EXERCISE DESCRIPTION: An exact reproduction of all the data is needed, with no images in it.

INPUT RECORDS:
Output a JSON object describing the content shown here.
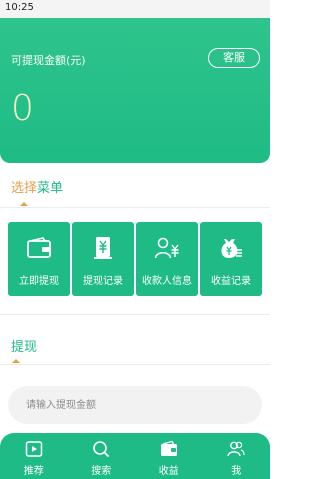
{
  "status_bar": {
    "time": "10:25"
  },
  "hero": {
    "label": "可提现金额(元)",
    "service_button": "客服",
    "amount": "0"
  },
  "menu_section": {
    "title_accent": "选择",
    "title_rest": "菜单",
    "items": [
      {
        "label": "立即提现",
        "icon": "wallet-icon"
      },
      {
        "label": "提现记录",
        "icon": "yuan-receipt-icon"
      },
      {
        "label": "收款人信息",
        "icon": "user-yuan-icon"
      },
      {
        "label": "收益记录",
        "icon": "money-bag-icon"
      }
    ]
  },
  "withdraw_section": {
    "title": "提现",
    "input_placeholder": "请输入提现金额"
  },
  "tabbar": {
    "items": [
      {
        "label": "推荐",
        "icon": "play-icon"
      },
      {
        "label": "搜索",
        "icon": "search-icon"
      },
      {
        "label": "收益",
        "icon": "wallet-icon"
      },
      {
        "label": "我",
        "icon": "users-icon"
      }
    ]
  },
  "colors": {
    "primary": "#1fbb86",
    "accent": "#e7a04a"
  }
}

WRITTEN RESPONSE:
Output a JSON object describing the content shown here.
{
  "status_bar": {
    "time": "10:25"
  },
  "hero": {
    "label": "可提现金额(元)",
    "service_button": "客服",
    "amount": "0"
  },
  "menu_section": {
    "title_accent": "选择",
    "title_rest": "菜单",
    "items": [
      {
        "label": "立即提现",
        "icon": "wallet-icon"
      },
      {
        "label": "提现记录",
        "icon": "yuan-receipt-icon"
      },
      {
        "label": "收款人信息",
        "icon": "user-yuan-icon"
      },
      {
        "label": "收益记录",
        "icon": "money-bag-icon"
      }
    ]
  },
  "withdraw_section": {
    "title": "提现",
    "input_placeholder": "请输入提现金额"
  },
  "tabbar": {
    "items": [
      {
        "label": "推荐",
        "icon": "play-icon"
      },
      {
        "label": "搜索",
        "icon": "search-icon"
      },
      {
        "label": "收益",
        "icon": "wallet-icon"
      },
      {
        "label": "我",
        "icon": "users-icon"
      }
    ]
  },
  "colors": {
    "primary": "#1fbb86",
    "accent": "#e7a04a"
  }
}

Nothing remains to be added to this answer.